(EXERCISE):
Check every line below for the word "stress" and copy the ones that have it.

[RECORDS SHOWN Boundary: Start]

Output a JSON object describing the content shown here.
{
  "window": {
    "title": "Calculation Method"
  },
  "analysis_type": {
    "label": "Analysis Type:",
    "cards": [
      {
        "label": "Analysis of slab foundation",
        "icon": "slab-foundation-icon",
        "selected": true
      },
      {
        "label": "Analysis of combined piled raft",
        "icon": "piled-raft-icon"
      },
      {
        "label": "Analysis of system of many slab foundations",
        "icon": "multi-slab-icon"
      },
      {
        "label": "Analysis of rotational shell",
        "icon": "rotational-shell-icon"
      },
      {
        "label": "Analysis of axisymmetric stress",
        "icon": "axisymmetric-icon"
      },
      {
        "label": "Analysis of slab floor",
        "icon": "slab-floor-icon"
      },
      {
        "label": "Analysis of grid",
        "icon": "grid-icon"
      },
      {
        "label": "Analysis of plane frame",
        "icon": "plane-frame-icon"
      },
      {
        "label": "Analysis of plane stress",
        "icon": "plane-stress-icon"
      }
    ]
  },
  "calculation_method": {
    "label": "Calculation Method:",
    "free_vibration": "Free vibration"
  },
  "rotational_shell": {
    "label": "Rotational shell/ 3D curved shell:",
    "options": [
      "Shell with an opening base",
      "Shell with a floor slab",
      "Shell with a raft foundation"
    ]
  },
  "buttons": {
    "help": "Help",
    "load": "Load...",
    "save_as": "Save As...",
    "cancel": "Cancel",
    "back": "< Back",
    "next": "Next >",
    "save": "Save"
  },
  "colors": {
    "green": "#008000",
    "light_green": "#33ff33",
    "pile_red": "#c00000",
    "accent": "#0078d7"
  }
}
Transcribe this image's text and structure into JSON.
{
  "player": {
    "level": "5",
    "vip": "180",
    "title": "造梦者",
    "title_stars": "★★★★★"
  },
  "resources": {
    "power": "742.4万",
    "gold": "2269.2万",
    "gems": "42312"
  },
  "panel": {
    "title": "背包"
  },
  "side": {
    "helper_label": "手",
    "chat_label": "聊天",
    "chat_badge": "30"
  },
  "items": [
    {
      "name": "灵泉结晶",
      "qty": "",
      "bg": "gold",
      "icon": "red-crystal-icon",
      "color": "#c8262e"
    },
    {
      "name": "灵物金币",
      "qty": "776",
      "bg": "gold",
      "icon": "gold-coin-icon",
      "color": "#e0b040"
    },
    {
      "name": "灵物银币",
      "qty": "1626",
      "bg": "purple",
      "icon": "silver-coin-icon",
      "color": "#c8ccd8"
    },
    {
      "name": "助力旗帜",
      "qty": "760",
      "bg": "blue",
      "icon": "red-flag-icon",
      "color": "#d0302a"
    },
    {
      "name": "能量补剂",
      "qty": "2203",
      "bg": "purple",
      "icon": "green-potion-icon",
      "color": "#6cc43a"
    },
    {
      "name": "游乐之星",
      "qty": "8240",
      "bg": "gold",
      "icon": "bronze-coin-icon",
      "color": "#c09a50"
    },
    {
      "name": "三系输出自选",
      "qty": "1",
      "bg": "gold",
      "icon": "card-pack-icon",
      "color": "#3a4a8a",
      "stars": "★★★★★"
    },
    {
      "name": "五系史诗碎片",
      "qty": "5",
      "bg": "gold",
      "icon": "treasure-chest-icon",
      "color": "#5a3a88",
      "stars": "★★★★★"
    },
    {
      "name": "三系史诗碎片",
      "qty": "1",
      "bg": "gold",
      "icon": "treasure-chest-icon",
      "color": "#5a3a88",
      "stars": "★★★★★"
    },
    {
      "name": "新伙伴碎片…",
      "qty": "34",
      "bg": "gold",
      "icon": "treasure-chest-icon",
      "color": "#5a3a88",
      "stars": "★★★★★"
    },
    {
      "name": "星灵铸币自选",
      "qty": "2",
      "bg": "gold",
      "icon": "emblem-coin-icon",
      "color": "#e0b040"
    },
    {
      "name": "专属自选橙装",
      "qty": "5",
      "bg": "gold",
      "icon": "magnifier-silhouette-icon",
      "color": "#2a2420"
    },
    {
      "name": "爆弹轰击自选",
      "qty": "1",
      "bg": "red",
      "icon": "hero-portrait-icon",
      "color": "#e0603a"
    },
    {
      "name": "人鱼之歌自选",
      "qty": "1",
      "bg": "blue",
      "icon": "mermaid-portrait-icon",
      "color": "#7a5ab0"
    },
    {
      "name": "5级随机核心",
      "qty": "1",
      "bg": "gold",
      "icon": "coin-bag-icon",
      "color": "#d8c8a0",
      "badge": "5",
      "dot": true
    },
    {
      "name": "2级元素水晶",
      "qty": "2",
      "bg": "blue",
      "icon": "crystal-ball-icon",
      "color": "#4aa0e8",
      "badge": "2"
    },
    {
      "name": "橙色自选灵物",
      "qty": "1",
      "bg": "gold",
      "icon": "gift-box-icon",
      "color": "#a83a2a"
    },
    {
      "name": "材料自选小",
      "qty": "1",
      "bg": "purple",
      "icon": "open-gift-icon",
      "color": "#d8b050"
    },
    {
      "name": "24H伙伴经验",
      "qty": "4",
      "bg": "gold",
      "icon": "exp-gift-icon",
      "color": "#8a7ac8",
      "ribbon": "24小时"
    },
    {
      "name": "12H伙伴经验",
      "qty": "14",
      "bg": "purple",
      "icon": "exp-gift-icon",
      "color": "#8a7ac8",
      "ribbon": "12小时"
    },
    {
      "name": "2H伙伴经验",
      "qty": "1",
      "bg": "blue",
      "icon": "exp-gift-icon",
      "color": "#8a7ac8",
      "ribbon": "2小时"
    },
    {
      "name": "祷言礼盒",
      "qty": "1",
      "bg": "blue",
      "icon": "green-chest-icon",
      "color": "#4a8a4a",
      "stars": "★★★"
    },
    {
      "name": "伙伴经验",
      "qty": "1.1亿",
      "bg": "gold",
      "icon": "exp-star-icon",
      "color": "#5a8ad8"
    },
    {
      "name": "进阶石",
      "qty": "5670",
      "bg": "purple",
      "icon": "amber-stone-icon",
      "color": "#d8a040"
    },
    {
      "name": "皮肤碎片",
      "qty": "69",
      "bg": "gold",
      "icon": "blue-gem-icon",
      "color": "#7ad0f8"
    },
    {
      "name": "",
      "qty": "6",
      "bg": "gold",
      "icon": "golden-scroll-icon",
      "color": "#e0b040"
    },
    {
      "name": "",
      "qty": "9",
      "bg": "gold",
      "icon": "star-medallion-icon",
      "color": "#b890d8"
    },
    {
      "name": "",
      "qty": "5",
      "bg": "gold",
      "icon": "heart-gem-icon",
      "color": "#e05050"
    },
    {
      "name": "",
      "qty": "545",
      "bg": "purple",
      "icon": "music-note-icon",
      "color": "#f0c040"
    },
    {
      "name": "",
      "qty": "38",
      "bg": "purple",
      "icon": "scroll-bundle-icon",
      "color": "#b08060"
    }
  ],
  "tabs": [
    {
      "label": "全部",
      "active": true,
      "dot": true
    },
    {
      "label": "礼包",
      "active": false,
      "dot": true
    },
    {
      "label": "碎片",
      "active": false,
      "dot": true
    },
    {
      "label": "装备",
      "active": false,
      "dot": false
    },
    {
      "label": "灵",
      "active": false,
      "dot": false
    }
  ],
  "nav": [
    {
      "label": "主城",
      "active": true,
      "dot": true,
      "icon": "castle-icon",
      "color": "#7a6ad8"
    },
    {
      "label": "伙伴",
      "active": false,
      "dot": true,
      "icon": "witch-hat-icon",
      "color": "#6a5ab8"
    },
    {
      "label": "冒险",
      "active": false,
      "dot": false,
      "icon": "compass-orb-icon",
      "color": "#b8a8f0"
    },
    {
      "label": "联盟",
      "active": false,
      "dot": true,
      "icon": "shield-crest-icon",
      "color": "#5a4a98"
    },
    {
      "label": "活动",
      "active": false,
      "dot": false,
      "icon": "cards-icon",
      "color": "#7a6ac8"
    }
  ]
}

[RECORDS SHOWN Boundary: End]

(PROBLEM SOLUTION):
        "label": "Analysis of axisymmetric stress",
        "label": "Analysis of plane stress",
        "icon": "plane-stress-icon"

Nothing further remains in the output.